underground water, where exists, is usually brackish and cannot be used as it
is for drinking purposes. Syria lies in high solar isolation band and the vast
solar potential can be exploited to convert saline water to potable water. The
most economical and easy way to accomplish this objective is using solar still.
The purpose of the project is to evaluate the potential of using a solar still
basin. To implement this goal three similarly solar still basins have been
designed, manufactured and tested in selected day for saline water in month of
November, 2010. Each solar still consists of insulated metal box with channels.
Pyramidal glass covers attached to the basin at an angle (α = 45°). The three basins have divided into three models (M1, M2
and M3). Before taking the measurement of the distilled water three different
amount of water used, so for the (model M1) 3 liter of water, (model M2) 6
liter and (model M3) 9 liter, to study and evaluate the effect of water depth
in the basin. The average daily output was found to be (3.924) liters/day for
model (M1), (3.116) liters/day for model (M2) and 2.408 liters/day for model
(M3) for basin area of 1 m2 based on data of selected day.
The Sahelian region is known to have
extremes climatic constraints since the end of the seventies. The studied zone
is characterized by an extreme spatial and temporal variability of the
environmental factors, complicating the understanding of the mechanisms
governing the functioning of the hydrological system in the basin. The
evapotranspiration was very high (1975 mm/an), whereas the local annual
rainfall was around 300 mm/year. The piezometric data showed a rise of the
groundwater level during the rainy season and a decrease in the dry season. The

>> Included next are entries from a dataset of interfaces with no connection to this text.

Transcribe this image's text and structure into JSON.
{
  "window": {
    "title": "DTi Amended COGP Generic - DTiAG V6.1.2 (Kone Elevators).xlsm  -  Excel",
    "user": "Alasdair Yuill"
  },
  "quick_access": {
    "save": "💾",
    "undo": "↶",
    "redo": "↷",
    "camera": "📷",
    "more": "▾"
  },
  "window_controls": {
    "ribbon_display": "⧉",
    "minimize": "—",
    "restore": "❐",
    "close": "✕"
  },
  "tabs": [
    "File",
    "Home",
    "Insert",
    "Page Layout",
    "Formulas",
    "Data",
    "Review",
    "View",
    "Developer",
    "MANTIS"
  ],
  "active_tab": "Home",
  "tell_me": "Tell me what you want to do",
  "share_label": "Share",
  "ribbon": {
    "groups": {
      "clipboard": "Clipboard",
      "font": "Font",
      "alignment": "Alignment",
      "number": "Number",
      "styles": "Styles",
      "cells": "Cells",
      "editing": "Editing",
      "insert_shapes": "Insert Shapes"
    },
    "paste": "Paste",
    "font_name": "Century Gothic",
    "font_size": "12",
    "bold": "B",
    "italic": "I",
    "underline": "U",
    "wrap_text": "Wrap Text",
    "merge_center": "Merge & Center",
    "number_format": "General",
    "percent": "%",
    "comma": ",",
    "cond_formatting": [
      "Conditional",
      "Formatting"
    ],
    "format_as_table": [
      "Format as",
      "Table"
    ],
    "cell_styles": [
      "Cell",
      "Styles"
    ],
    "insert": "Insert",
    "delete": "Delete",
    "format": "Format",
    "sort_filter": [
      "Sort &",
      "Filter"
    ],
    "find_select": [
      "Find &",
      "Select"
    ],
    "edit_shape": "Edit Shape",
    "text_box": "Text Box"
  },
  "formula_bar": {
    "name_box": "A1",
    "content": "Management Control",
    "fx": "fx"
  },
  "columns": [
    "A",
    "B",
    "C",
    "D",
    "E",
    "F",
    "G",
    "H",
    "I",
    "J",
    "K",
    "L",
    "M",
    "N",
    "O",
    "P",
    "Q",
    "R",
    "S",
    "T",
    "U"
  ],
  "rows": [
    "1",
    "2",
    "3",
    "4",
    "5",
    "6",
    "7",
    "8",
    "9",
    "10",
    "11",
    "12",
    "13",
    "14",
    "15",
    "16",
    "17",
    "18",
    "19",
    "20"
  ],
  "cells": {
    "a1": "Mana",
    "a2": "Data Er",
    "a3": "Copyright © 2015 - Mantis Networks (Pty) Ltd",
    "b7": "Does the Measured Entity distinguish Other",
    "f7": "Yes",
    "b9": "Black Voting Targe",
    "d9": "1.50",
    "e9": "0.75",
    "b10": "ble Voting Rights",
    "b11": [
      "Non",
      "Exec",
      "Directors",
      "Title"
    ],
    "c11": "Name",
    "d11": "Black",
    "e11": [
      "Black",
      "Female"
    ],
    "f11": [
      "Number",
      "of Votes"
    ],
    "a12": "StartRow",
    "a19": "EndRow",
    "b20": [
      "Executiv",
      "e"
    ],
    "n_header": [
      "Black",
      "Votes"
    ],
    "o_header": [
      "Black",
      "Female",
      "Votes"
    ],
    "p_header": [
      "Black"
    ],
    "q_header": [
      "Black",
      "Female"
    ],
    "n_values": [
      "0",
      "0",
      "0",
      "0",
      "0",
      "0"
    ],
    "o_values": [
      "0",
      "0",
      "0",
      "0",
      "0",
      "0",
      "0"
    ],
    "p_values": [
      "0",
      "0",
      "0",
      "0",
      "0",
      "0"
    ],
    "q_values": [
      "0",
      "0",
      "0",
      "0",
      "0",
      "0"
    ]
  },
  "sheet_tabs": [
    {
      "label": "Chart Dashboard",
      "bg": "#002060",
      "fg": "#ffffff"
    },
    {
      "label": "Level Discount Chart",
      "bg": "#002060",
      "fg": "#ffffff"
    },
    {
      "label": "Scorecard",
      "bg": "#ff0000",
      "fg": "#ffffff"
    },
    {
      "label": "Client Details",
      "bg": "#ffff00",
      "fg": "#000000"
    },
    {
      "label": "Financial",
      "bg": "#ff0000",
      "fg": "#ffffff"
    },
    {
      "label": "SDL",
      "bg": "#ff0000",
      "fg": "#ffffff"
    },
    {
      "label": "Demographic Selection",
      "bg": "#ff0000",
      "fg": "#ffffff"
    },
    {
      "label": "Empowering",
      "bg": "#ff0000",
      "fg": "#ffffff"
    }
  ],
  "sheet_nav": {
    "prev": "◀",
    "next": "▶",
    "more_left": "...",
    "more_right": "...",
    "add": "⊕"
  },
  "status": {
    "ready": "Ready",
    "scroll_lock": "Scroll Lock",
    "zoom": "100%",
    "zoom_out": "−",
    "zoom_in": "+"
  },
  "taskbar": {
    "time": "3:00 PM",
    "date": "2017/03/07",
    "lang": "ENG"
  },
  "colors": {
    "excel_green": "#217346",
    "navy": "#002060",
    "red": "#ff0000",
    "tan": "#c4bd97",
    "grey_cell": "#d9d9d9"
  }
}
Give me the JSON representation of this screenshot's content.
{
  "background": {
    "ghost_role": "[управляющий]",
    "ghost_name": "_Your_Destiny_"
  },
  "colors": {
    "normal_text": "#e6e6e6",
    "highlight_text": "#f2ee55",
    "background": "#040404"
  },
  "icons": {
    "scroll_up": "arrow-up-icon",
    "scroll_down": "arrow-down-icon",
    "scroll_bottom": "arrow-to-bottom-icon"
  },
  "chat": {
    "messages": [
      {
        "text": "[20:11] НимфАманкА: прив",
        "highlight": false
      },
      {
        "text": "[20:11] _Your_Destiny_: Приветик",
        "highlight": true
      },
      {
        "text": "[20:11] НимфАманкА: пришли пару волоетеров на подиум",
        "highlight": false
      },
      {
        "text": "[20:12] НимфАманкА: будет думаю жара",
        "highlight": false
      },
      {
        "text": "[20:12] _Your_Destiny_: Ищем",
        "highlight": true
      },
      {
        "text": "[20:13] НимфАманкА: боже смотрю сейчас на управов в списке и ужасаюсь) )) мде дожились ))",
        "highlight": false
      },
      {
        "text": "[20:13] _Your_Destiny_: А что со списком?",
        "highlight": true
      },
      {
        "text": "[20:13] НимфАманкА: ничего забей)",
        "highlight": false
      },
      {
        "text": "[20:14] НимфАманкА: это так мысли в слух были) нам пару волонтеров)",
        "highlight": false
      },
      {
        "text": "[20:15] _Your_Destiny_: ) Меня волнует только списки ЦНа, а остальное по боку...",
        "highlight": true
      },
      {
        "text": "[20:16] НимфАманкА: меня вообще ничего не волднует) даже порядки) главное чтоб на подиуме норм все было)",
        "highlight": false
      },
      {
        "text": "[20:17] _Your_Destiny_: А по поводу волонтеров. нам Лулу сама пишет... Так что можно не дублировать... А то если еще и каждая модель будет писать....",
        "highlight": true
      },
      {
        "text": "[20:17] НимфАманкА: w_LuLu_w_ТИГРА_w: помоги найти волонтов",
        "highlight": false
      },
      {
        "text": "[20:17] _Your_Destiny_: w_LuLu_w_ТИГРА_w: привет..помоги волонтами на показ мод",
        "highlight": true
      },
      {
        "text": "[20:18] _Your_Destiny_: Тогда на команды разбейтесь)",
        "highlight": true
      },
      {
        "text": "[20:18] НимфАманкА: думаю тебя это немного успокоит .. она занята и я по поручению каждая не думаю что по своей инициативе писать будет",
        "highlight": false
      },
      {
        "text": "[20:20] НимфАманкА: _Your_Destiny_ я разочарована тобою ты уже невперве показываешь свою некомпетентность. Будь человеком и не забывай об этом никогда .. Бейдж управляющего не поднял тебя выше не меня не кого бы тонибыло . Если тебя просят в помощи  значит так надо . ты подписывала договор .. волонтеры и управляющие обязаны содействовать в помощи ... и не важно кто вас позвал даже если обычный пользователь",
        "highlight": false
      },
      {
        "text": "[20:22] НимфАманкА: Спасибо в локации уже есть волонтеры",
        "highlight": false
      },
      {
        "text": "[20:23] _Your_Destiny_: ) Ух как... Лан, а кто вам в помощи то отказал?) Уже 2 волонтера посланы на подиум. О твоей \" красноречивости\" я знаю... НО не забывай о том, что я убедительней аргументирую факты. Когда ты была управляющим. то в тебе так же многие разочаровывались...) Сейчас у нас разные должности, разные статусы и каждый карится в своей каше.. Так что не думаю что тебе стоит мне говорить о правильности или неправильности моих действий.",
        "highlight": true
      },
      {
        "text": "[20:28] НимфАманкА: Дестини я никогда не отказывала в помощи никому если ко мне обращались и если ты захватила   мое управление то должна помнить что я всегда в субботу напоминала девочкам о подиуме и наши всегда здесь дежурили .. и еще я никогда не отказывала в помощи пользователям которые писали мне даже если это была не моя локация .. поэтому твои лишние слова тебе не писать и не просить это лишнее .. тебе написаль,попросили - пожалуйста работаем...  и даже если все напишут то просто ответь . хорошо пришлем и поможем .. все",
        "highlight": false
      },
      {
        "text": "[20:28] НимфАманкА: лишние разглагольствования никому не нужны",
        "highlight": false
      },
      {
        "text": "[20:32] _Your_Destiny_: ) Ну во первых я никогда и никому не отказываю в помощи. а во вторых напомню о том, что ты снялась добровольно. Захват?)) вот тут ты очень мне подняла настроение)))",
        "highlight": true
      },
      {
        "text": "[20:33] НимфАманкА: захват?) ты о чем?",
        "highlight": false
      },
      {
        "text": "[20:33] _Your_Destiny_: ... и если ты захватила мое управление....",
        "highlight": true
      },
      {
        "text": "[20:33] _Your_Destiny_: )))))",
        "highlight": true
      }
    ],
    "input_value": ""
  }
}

water balance obtained using the Penman-Monteith method showed the predominance
of the evapotranspiration (75% to 80% of the rainfall) on the drainage (20% to
25% of the precipitations).